RECORDS FOR THIS TASK.
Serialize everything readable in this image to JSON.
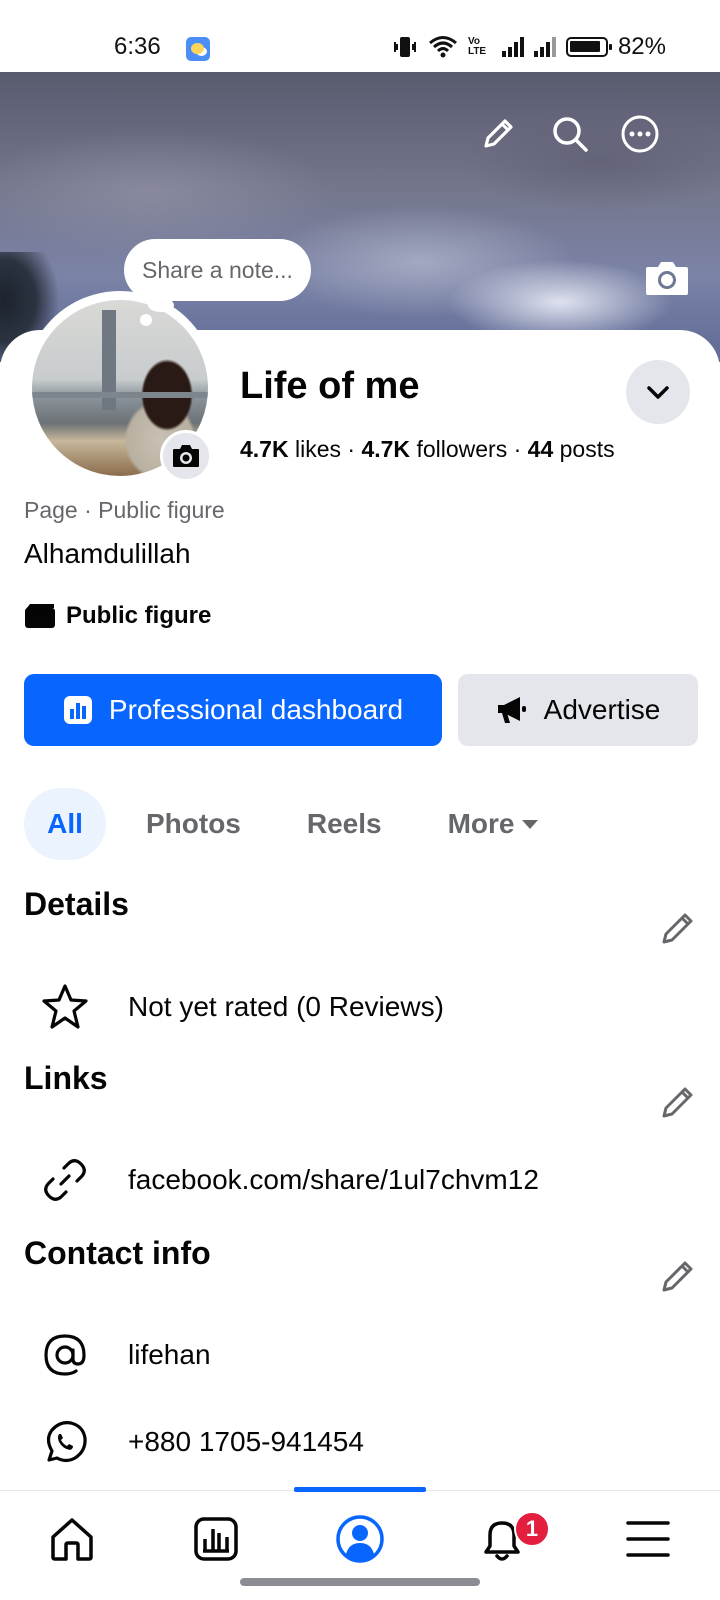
{
  "status_bar": {
    "time": "6:36",
    "battery": "82%",
    "volte": "Vo LTE"
  },
  "cover": {
    "note_placeholder": "Share a note..."
  },
  "profile": {
    "name": "Life of me",
    "likes_count": "4.7K",
    "likes_label": "likes",
    "followers_count": "4.7K",
    "followers_label": "followers",
    "posts_count": "44",
    "posts_label": "posts",
    "separator": "·",
    "category": "Page · Public figure",
    "bio": "Alhamdulillah",
    "badge": "Public figure"
  },
  "actions": {
    "primary": "Professional dashboard",
    "secondary": "Advertise"
  },
  "tabs": [
    {
      "label": "All",
      "active": true
    },
    {
      "label": "Photos",
      "active": false
    },
    {
      "label": "Reels",
      "active": false
    },
    {
      "label": "More",
      "active": false
    }
  ],
  "sections": {
    "details": {
      "title": "Details",
      "rating": "Not yet rated (0 Reviews)"
    },
    "links": {
      "title": "Links",
      "url": "facebook.com/share/1ul7chvm12"
    },
    "contact": {
      "title": "Contact info",
      "username": "lifehan",
      "phone": "+880 1705-941454"
    }
  },
  "bottom_nav": {
    "items": [
      "home-icon",
      "dashboard-icon",
      "profile-icon",
      "notifications-icon",
      "menu-icon"
    ],
    "notification_count": "1"
  },
  "colors": {
    "brand": "#0866ff",
    "badge": "#e41e3f",
    "muted": "#65676b",
    "surface": "#e4e6eb"
  }
}
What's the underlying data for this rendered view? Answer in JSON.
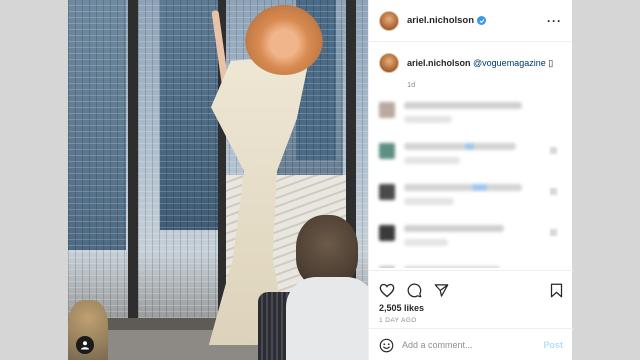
{
  "post": {
    "username": "ariel.nicholson",
    "caption_username": "ariel.nicholson",
    "caption_mention": "@voguemagazine",
    "caption_suffix": "▯",
    "time_ago": "1d",
    "likes": "2,505 likes",
    "date": "1 DAY AGO"
  },
  "comment_box": {
    "placeholder": "Add a comment...",
    "post_label": "Post"
  },
  "icons": {
    "verified": "verified-badge-icon",
    "more": "more-options-icon",
    "like": "heart-icon",
    "comment": "comment-icon",
    "share": "share-icon",
    "save": "bookmark-icon",
    "emoji": "emoji-icon",
    "user_tag": "user-tag-icon"
  },
  "colors": {
    "verified": "#3897f0",
    "mention": "#00376b",
    "muted": "#8e8e8e",
    "post_disabled": "#b2dffc"
  }
}
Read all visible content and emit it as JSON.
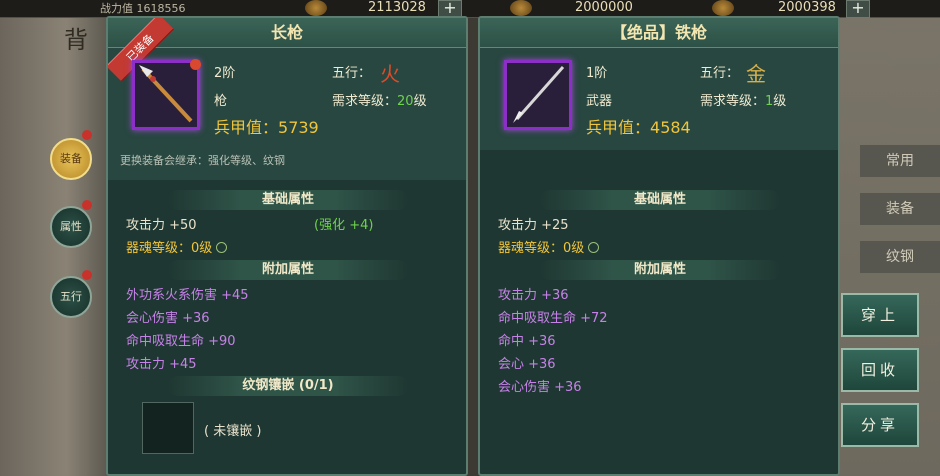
{
  "topbar": {
    "left_text": "战力值 1618556",
    "gold_left": "2113028",
    "gold_mid": "2000000",
    "gold_right": "2000398",
    "plus": "+"
  },
  "left_title": "背",
  "side_tabs": [
    {
      "label": "装备",
      "active": true
    },
    {
      "label": "属性",
      "active": false
    },
    {
      "label": "五行",
      "active": false
    }
  ],
  "right_tabs": [
    "常用",
    "装备",
    "纹钢"
  ],
  "actions": [
    "穿上",
    "回收",
    "分享"
  ],
  "equipped": {
    "title": "长枪",
    "ribbon": "已装备",
    "tier": "2阶",
    "elem_label": "五行：",
    "elem_char": "火",
    "type": "枪",
    "req_label": "需求等级：",
    "req_level": "20",
    "req_unit": "级",
    "power_label": "兵甲值：",
    "power": "5739",
    "note": "更换装备会继承：强化等级、纹钢",
    "base_title": "基础属性",
    "attack": "攻击力 +50",
    "enhance": "(强化 +4)",
    "soul": "器魂等级：0级",
    "extra_title": "附加属性",
    "extras": [
      "外功系火系伤害 +45",
      "会心伤害 +36",
      "命中吸取生命 +90",
      "攻击力 +45"
    ],
    "gem_title": "纹钢镶嵌 (0/1)",
    "gem_empty": "( 未镶嵌 )"
  },
  "candidate": {
    "title": "【绝品】铁枪",
    "tier": "1阶",
    "elem_label": "五行：",
    "elem_char": "金",
    "type": "武器",
    "req_label": "需求等级：",
    "req_level": "1",
    "req_unit": "级",
    "power_label": "兵甲值：",
    "power": "4584",
    "base_title": "基础属性",
    "attack": "攻击力 +25",
    "soul": "器魂等级：0级",
    "extra_title": "附加属性",
    "extras": [
      "攻击力 +36",
      "命中吸取生命 +72",
      "命中 +36",
      "会心 +36",
      "会心伤害 +36"
    ]
  },
  "colors": {
    "panel": "#1f3732",
    "gold": "#f0c53b",
    "green": "#6fd24e",
    "purple": "#c682e8",
    "rare_border": "#8b2fc7",
    "ribbon": "#c23a32"
  },
  "icons": [
    "spear-icon",
    "iron-spear-icon",
    "coin-icon",
    "plus-icon",
    "circle-icon"
  ]
}
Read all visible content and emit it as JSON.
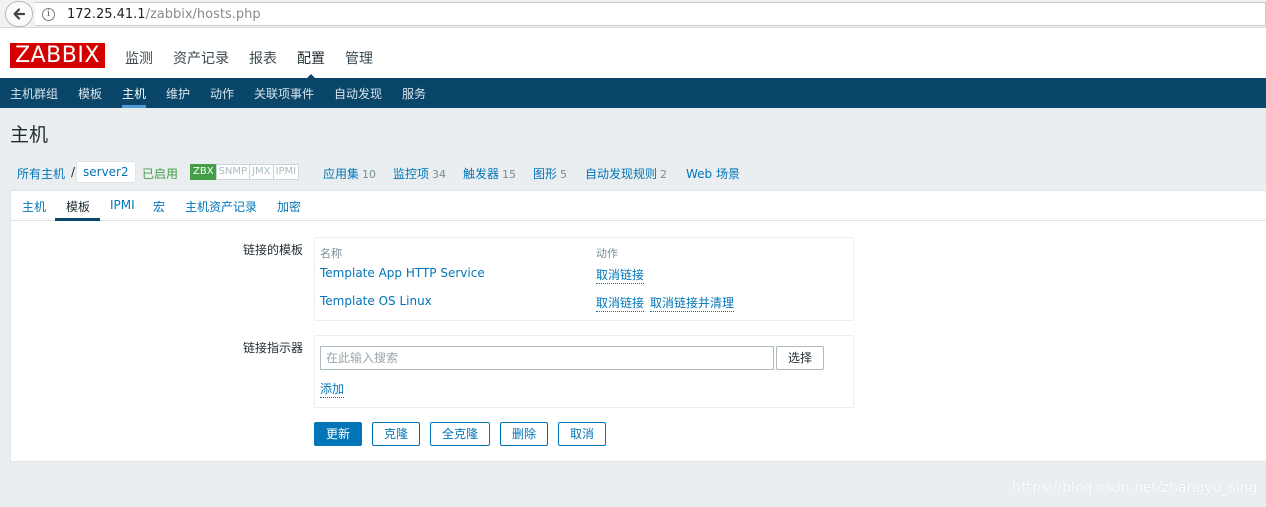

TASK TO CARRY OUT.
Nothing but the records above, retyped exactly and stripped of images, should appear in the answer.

RESULT.
Serialize everything readable in this image to JSON.
{
  "status_bar": {
    "time": "6:36",
    "battery": "82%",
    "volte": "Vo LTE"
  },
  "cover": {
    "note_placeholder": "Share a note..."
  },
  "profile": {
    "name": "Life of me",
    "likes_count": "4.7K",
    "likes_label": "likes",
    "followers_count": "4.7K",
    "followers_label": "followers",
    "posts_count": "44",
    "posts_label": "posts",
    "separator": "·",
    "category": "Page · Public figure",
    "bio": "Alhamdulillah",
    "badge": "Public figure"
  },
  "actions": {
    "primary": "Professional dashboard",
    "secondary": "Advertise"
  },
  "tabs": [
    {
      "label": "All",
      "active": true
    },
    {
      "label": "Photos",
      "active": false
    },
    {
      "label": "Reels",
      "active": false
    },
    {
      "label": "More",
      "active": false
    }
  ],
  "sections": {
    "details": {
      "title": "Details",
      "rating": "Not yet rated (0 Reviews)"
    },
    "links": {
      "title": "Links",
      "url": "facebook.com/share/1ul7chvm12"
    },
    "contact": {
      "title": "Contact info",
      "username": "lifehan",
      "phone": "+880 1705-941454"
    }
  },
  "bottom_nav": {
    "items": [
      "home-icon",
      "dashboard-icon",
      "profile-icon",
      "notifications-icon",
      "menu-icon"
    ],
    "notification_count": "1"
  },
  "colors": {
    "brand": "#0866ff",
    "badge": "#e41e3f",
    "muted": "#65676b",
    "surface": "#e4e6eb"
  }
}
What's the underlying data for this rendered view? Answer in JSON.
{
  "post": {
    "username": "ariel.nicholson",
    "caption_username": "ariel.nicholson",
    "caption_mention": "@voguemagazine",
    "caption_suffix": "▯",
    "time_ago": "1d",
    "likes": "2,505 likes",
    "date": "1 DAY AGO"
  },
  "comment_box": {
    "placeholder": "Add a comment...",
    "post_label": "Post"
  },
  "icons": {
    "verified": "verified-badge-icon",
    "more": "more-options-icon",
    "like": "heart-icon",
    "comment": "comment-icon",
    "share": "share-icon",
    "save": "bookmark-icon",
    "emoji": "emoji-icon",
    "user_tag": "user-tag-icon"
  },
  "colors": {
    "verified": "#3897f0",
    "mention": "#00376b",
    "muted": "#8e8e8e",
    "post_disabled": "#b2dffc"
  }
}
Read all visible content and emit it as JSON.
{
  "topbar": {
    "left_text": "战力值 1618556",
    "gold_left": "2113028",
    "gold_mid": "2000000",
    "gold_right": "2000398",
    "plus": "+"
  },
  "left_title": "背",
  "side_tabs": [
    {
      "label": "装备",
      "active": true
    },
    {
      "label": "属性",
      "active": false
    },
    {
      "label": "五行",
      "active": false
    }
  ],
  "right_tabs": [
    "常用",
    "装备",
    "纹钢"
  ],
  "actions": [
    "穿上",
    "回收",
    "分享"
  ],
  "equipped": {
    "title": "长枪",
    "ribbon": "已装备",
    "tier": "2阶",
    "elem_label": "五行：",
    "elem_char": "火",
    "type": "枪",
    "req_label": "需求等级：",
    "req_level": "20",
    "req_unit": "级",
    "power_label": "兵甲值：",
    "power": "5739",
    "note": "更换装备会继承：强化等级、纹钢",
    "base_title": "基础属性",
    "attack": "攻击力 +50",
    "enhance": "(强化 +4)",
    "soul": "器魂等级：0级",
    "extra_title": "附加属性",
    "extras": [
      "外功系火系伤害 +45",
      "会心伤害 +36",
      "命中吸取生命 +90",
      "攻击力 +45"
    ],
    "gem_title": "纹钢镶嵌 (0/1)",
    "gem_empty": "( 未镶嵌 )"
  },
  "candidate": {
    "title": "【绝品】铁枪",
    "tier": "1阶",
    "elem_label": "五行：",
    "elem_char": "金",
    "type": "武器",
    "req_label": "需求等级：",
    "req_level": "1",
    "req_unit": "级",
    "power_label": "兵甲值：",
    "power": "4584",
    "base_title": "基础属性",
    "attack": "攻击力 +25",
    "soul": "器魂等级：0级",
    "extra_title": "附加属性",
    "extras": [
      "攻击力 +36",
      "命中吸取生命 +72",
      "命中 +36",
      "会心 +36",
      "会心伤害 +36"
    ]
  },
  "colors": {
    "panel": "#1f3732",
    "gold": "#f0c53b",
    "green": "#6fd24e",
    "purple": "#c682e8",
    "rare_border": "#8b2fc7",
    "ribbon": "#c23a32"
  },
  "icons": [
    "spear-icon",
    "iron-spear-icon",
    "coin-icon",
    "plus-icon",
    "circle-icon"
  ]
}
Read all visible content and emit it as JSON.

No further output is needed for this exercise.